WORK ITEM:
Where does the string "brand" occur in the records below? Copy every line that holds it.

-- SOURCE RECORDS follows --

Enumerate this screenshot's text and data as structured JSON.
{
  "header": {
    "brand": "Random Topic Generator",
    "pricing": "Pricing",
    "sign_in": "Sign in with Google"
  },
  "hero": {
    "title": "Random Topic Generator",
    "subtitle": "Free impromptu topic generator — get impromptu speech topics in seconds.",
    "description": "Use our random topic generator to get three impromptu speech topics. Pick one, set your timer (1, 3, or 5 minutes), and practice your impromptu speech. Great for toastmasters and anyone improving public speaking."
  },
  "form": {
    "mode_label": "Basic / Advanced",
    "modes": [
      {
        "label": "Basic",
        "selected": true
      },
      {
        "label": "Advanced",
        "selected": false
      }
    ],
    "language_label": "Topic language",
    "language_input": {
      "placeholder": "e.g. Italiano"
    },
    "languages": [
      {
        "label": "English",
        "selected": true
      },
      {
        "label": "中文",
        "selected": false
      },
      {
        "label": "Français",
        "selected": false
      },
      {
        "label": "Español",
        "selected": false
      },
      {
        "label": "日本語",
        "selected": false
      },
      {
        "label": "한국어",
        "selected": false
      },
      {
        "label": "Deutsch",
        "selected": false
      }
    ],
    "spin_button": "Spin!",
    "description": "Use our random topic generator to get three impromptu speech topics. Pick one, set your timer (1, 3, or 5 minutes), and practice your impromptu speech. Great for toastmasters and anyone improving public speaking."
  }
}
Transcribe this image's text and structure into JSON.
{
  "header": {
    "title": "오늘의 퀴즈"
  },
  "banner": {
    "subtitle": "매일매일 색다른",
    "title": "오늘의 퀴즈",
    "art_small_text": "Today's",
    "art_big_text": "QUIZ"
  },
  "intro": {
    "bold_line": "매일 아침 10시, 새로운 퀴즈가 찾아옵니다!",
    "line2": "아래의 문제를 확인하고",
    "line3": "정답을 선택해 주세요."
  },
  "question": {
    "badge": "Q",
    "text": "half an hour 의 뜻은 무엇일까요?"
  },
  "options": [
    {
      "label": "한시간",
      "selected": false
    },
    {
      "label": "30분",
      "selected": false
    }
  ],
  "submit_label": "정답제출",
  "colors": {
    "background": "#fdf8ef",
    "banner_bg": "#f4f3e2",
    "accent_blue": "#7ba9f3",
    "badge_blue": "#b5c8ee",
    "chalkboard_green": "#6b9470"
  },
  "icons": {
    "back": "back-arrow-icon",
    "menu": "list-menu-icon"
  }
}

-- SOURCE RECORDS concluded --
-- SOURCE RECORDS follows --

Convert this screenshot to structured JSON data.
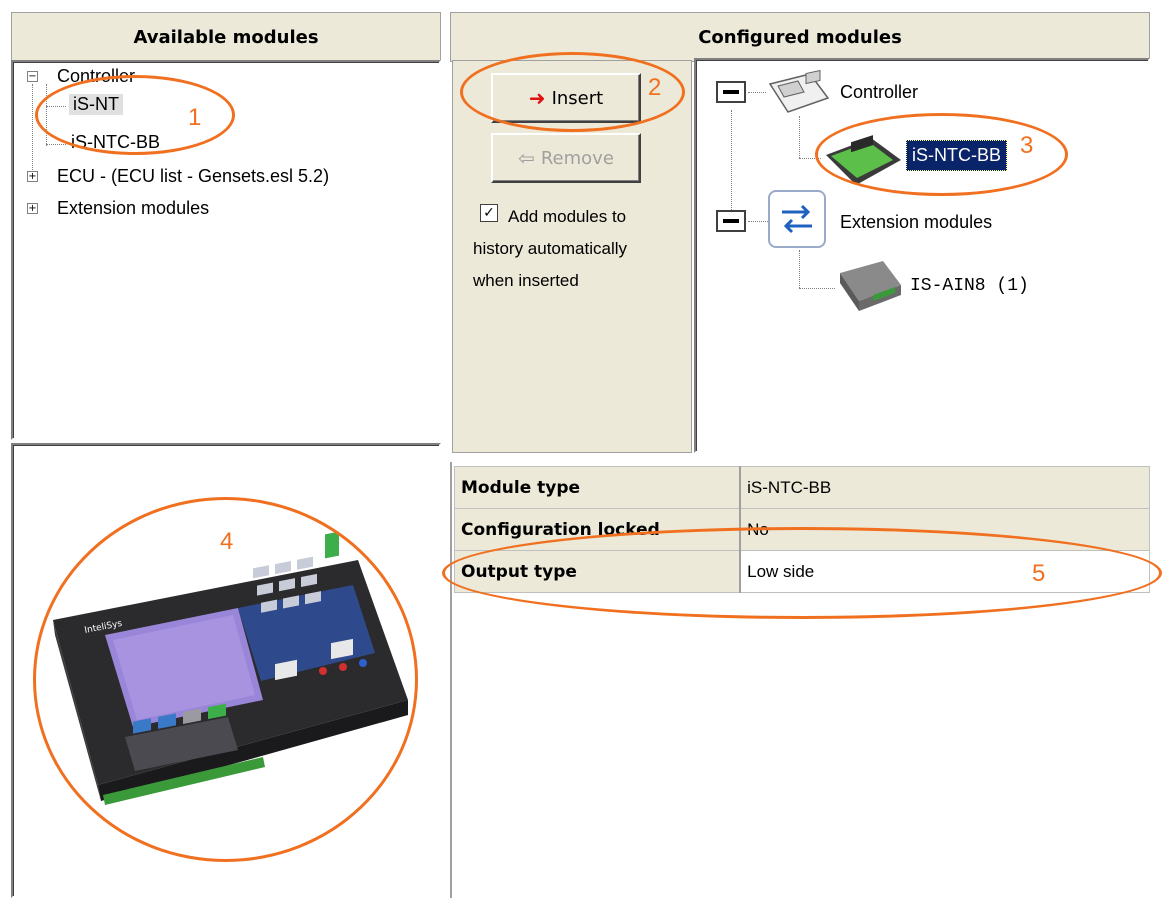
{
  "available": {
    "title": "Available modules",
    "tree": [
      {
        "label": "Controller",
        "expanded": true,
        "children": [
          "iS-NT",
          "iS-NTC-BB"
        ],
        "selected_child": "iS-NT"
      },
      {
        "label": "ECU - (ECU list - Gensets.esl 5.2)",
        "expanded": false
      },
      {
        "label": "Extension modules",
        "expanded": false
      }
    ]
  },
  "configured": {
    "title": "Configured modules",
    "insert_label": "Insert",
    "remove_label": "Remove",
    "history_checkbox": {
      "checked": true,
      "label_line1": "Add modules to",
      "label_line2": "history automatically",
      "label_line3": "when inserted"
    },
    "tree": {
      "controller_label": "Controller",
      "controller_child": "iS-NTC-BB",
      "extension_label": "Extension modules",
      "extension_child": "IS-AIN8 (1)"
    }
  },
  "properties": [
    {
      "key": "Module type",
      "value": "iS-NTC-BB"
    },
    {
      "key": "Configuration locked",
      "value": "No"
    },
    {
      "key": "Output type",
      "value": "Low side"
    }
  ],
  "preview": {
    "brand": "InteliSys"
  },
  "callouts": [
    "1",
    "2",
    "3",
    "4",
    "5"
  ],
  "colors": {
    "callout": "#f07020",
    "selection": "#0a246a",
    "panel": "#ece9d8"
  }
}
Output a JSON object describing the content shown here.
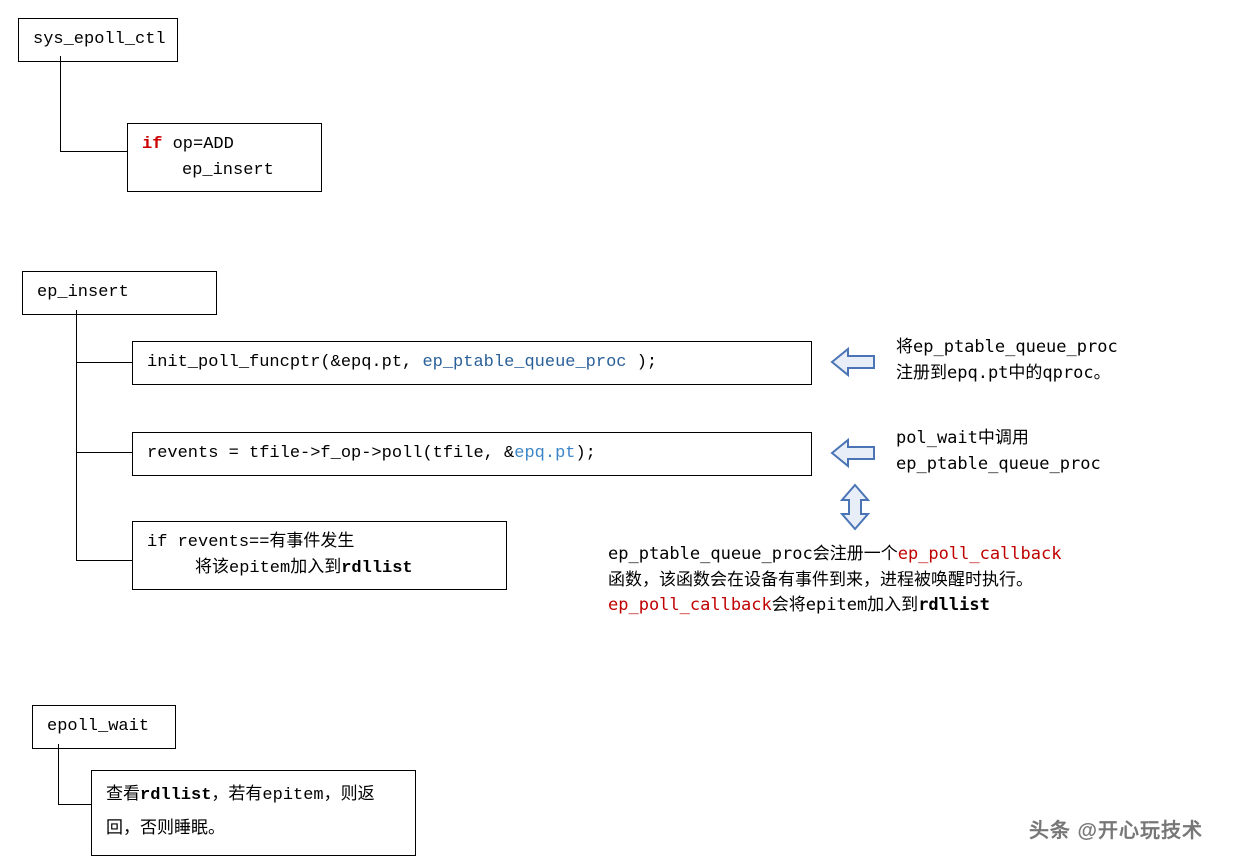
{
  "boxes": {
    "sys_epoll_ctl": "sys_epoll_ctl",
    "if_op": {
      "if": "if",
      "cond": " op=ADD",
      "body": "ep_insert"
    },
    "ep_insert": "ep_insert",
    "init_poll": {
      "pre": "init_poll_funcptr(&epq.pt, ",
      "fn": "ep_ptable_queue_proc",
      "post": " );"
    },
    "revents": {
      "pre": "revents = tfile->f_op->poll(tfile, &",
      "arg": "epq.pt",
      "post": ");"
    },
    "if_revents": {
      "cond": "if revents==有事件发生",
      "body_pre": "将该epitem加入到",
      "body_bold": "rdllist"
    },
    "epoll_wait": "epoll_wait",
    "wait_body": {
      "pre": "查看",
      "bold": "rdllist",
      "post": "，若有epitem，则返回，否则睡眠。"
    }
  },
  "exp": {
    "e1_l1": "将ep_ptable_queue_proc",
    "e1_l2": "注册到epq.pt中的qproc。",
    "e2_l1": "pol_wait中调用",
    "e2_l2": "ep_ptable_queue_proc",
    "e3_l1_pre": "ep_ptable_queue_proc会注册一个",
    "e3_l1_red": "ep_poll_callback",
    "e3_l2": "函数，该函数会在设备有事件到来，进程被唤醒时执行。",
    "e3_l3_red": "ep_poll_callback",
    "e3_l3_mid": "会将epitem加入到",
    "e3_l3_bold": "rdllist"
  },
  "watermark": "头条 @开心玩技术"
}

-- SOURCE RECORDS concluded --
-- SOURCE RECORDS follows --

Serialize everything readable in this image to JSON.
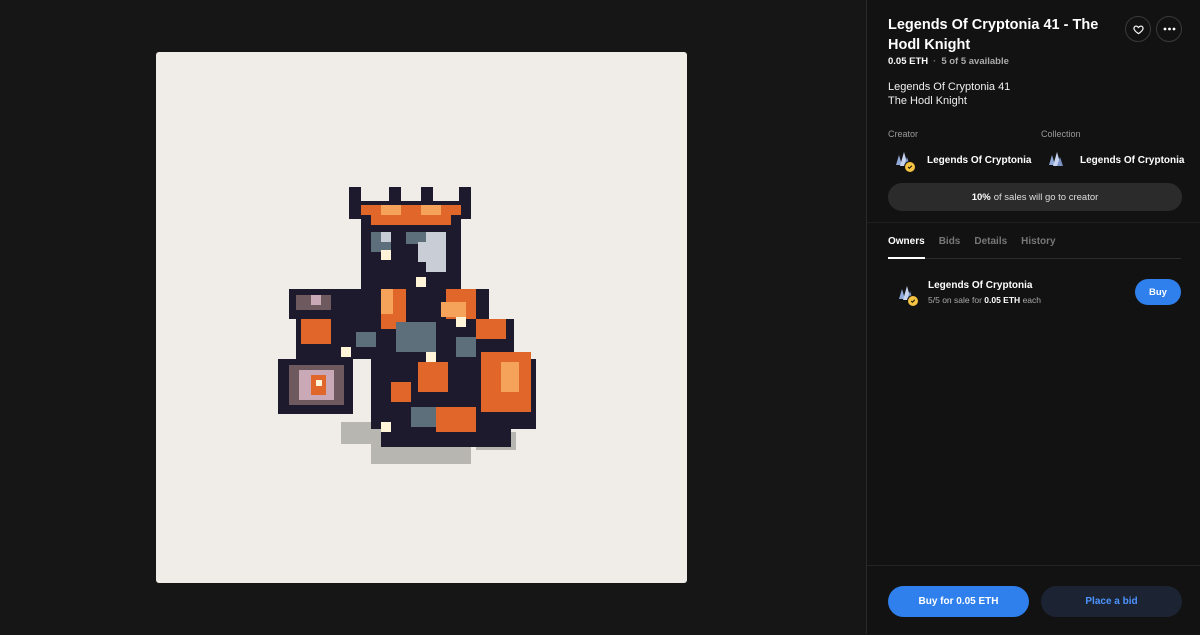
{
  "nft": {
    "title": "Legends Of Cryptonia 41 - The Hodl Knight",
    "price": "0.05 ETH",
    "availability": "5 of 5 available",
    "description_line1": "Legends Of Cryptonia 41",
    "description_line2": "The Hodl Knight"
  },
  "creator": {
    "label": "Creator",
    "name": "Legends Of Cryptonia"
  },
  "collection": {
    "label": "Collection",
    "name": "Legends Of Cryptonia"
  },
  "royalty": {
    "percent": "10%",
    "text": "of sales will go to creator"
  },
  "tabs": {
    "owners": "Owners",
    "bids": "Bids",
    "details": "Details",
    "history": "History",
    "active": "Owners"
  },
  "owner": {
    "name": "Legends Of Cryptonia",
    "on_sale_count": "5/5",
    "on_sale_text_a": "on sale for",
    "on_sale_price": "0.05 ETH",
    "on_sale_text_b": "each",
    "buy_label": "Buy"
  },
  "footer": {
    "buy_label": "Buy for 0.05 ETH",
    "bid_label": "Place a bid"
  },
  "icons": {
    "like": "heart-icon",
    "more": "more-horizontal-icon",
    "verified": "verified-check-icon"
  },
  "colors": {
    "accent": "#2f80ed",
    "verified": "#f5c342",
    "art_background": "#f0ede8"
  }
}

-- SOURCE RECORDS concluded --

OUTPUT:
    "brand": "Random Topic Generator",
    "brand": "InteliSys"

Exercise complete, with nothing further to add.